The skill of the cast is extraordinary, I’ve never seen anything quite like it! The speed and the agility of the drumming and movement combined with that special South American passion makes for an exhilarating show.

Malevo at the Sydney Opera House. Images Supplied by Sydney Opera House.

What message or experience do you hope the audience takes away from these productions as they celebrate summer at the Sydney Opera House?

Summer is about fun and having memorable experiences with our families and friends. I hope we see people coming together to be entertained – kids, parents, and grandparents going out together to shows like Circus 1903 and Malevo, and on date nights or for a girls’ night out with GATSBY at The Green Light.

Coming to the Opera House always has a sense of occasion about it, and I think this Summer program promises truly awe-inspiring moments that I know will create memories to cherish.


Show details: GATSBY at The Green Light makes its world premiere in the Studio from 16 December 2023. Circus 1903 makes its long awaited return to the Concert Hall, 21 – 29 December 2023. Malevo makes its Australian premiere in the Concert Hall, 17 – 21 January 2024.

Bio: Ebony Bott - Head of Contemporary Performance

Ebony Bott has 18 years’ experience as a festival director, programmer, and creative producer in Australia and New Zealand, working across a variety of senior curatorial, marketing, and audience development positions. She was most recently Creative Director of Cabaret and Commercial at Adelaide Festival Centre (Jan 2018-Oct 2020) where she curated and delivered the award-winning Adelaide Cabaret Festival and the broader musical theatre and commercial program.

Prior to this, she was the Creative Producer of Families and Young People at Arts Centre Melbourne. She has worked in many leading Australian theatre companies in a range of marketing, producing, and directorial roles including Arena Theatre Company, Back to Back Theatre, Circus Oz as well in festival focused roles at the Australian Festival for Young People (Come Out) and New Zealand’s National Theatre for Children and Children’s National Arts Festival in Wellington. She has also worked as a freelance producer for Yana Alana & Tha Paranas; Dee & Cornelius; and contemporary dance artist Alison Currie.
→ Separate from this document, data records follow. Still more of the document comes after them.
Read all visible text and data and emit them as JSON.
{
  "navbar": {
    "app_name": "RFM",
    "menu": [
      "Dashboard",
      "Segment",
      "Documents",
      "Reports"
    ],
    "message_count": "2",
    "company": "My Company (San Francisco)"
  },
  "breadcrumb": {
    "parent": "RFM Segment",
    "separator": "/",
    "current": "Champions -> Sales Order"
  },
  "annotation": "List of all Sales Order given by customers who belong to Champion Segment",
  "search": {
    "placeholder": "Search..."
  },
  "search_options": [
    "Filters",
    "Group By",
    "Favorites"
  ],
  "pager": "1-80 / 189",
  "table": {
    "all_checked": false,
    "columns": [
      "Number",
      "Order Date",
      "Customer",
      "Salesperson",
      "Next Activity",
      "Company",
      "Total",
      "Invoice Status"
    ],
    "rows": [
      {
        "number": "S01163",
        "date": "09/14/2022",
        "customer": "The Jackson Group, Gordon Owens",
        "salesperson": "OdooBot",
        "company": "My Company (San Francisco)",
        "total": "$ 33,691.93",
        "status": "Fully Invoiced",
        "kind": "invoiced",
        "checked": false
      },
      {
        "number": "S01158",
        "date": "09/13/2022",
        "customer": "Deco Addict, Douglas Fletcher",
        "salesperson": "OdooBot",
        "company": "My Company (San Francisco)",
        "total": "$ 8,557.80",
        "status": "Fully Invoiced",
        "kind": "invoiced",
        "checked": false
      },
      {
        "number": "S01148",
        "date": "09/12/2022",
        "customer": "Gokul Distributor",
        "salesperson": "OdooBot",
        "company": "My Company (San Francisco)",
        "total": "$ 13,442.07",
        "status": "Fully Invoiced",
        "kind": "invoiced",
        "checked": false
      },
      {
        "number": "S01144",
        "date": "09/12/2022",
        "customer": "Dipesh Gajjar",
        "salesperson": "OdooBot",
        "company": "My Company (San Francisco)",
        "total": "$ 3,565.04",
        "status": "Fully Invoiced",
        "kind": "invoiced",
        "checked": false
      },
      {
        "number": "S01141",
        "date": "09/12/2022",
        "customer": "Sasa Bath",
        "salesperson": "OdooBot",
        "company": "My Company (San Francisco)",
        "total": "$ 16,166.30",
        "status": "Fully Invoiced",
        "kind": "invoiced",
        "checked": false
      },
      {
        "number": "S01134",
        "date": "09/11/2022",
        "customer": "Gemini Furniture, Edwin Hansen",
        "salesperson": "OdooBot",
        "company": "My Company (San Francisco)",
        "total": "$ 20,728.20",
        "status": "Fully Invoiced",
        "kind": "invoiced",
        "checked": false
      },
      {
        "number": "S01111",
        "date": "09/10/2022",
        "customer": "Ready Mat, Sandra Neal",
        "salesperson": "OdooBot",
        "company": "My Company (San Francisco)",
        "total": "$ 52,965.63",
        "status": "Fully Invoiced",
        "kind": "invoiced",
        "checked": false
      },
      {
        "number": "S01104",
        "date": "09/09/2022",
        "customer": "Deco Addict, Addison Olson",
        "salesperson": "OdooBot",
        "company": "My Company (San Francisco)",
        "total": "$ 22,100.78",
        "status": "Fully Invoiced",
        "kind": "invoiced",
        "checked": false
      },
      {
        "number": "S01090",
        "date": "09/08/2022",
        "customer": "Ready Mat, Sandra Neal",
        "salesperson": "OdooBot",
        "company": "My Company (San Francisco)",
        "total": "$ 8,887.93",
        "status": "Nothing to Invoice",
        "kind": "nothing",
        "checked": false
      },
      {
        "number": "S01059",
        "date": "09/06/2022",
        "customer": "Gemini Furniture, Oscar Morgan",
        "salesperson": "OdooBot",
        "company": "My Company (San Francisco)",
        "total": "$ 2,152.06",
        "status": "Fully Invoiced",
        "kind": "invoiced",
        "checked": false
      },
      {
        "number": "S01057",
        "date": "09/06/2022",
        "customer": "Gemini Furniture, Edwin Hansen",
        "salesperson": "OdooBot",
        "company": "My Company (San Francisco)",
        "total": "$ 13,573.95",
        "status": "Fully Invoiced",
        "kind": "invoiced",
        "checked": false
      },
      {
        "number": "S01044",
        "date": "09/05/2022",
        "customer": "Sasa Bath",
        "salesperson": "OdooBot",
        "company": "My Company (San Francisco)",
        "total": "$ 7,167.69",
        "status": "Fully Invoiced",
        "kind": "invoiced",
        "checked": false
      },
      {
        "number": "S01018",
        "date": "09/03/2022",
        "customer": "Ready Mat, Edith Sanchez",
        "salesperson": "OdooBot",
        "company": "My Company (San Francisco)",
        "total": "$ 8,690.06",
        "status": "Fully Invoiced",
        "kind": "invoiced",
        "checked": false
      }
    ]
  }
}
At the Opera House, Ebony has recently established the Contemporary Performance Industry Development Initiative, implemented to provide pathways in the commercial performing arts sector. Recipients will be offered the opportunity to work alongside established creatives to develop their skills and increase their profile within the industry.


Theatre Thoughts Podcast Alternative Logo

Theatre News

bottom of page